Copy each line in the data below that contains the word "JSON".

(Excerpts from a dataset)
---*---
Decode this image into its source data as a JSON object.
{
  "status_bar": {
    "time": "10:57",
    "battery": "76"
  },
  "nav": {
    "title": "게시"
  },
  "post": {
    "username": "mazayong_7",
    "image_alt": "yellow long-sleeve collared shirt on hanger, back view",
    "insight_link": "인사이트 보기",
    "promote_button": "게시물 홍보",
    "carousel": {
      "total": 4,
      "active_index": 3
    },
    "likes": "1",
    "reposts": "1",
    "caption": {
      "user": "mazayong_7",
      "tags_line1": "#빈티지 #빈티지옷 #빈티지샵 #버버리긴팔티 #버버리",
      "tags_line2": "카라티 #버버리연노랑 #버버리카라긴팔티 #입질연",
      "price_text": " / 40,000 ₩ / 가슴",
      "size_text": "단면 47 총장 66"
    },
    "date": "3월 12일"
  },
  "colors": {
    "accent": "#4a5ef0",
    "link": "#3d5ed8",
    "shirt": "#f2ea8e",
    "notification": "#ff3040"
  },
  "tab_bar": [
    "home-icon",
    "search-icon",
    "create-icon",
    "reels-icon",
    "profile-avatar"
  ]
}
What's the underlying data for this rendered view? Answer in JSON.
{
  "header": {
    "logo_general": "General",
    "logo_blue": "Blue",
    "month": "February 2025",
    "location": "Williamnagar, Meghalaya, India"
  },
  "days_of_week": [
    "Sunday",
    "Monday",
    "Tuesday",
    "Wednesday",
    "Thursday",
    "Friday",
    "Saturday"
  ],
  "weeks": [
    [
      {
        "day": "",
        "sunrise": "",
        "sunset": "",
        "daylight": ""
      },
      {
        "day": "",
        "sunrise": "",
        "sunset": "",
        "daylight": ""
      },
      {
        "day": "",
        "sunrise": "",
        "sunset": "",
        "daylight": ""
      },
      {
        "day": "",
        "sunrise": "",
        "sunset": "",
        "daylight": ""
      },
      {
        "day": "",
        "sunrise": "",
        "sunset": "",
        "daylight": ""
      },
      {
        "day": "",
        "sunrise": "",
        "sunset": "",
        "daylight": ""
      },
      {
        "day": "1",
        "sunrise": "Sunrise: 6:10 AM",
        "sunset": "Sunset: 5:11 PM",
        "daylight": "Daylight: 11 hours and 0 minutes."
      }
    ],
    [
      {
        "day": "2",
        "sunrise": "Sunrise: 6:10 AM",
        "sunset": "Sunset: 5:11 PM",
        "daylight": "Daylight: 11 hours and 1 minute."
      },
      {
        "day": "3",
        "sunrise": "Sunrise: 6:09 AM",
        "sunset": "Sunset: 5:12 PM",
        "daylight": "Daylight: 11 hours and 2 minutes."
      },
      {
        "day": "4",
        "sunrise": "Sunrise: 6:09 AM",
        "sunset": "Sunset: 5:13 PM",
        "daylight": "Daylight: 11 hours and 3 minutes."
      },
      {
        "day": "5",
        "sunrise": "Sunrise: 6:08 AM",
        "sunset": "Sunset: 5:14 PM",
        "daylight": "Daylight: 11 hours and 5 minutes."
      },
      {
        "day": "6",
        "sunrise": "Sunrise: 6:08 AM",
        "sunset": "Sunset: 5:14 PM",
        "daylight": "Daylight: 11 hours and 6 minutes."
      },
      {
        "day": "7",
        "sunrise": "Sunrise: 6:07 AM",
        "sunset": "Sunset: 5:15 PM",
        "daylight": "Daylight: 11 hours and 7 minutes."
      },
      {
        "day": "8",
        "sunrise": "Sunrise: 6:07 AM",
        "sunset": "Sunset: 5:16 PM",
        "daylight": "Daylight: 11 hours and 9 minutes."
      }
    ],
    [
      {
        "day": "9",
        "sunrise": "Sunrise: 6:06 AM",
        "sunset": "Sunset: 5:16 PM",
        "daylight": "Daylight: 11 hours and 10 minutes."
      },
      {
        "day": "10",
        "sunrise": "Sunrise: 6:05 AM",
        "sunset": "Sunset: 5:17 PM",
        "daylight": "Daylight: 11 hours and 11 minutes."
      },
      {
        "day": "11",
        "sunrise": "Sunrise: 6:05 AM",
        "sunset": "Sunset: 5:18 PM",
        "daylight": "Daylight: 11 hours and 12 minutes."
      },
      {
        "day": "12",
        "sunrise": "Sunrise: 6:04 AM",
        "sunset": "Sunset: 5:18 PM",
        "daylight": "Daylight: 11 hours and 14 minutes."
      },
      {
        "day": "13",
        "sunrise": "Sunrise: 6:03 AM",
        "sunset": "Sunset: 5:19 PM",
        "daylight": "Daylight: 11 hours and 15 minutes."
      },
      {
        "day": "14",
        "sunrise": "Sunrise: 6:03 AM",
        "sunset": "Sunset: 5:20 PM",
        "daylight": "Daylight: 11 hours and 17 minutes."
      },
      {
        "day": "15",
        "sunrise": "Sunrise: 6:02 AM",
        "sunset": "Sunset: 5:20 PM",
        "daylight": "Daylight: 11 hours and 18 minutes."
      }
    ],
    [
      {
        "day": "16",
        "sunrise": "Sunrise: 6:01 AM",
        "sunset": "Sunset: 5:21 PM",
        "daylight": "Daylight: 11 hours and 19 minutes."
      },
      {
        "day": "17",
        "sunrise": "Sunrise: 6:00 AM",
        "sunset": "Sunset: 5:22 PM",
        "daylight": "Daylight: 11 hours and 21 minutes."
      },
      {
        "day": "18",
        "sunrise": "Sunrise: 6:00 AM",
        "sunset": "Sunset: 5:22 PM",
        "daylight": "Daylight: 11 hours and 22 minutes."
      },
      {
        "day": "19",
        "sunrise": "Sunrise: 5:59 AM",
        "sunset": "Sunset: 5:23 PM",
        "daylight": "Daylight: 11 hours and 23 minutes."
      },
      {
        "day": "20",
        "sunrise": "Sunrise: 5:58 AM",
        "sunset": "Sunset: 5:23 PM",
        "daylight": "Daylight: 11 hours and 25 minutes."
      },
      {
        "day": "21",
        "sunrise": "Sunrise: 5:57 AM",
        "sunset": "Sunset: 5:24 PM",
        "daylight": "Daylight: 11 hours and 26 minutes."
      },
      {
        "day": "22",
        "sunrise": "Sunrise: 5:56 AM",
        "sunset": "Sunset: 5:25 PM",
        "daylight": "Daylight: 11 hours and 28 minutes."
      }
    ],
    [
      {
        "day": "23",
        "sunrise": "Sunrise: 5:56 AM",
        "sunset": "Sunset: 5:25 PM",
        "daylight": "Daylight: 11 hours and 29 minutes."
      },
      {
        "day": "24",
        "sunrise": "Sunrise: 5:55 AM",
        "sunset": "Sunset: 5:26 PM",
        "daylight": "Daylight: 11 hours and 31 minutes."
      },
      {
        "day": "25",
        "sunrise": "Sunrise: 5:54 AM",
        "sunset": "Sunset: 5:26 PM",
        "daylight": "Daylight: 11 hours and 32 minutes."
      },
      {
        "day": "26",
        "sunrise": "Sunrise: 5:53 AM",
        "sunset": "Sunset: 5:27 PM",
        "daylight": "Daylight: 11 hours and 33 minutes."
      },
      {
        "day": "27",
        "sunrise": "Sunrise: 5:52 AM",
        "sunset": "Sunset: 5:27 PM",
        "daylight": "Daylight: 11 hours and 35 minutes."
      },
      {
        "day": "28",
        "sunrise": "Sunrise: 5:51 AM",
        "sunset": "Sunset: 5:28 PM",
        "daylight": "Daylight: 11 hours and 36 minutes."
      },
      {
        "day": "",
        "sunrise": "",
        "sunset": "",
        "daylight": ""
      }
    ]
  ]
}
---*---
> **FINISHED TASK**
Decode this image into its source data as a JSON object.
What's the underlying data for this rendered view? Answer in JSON.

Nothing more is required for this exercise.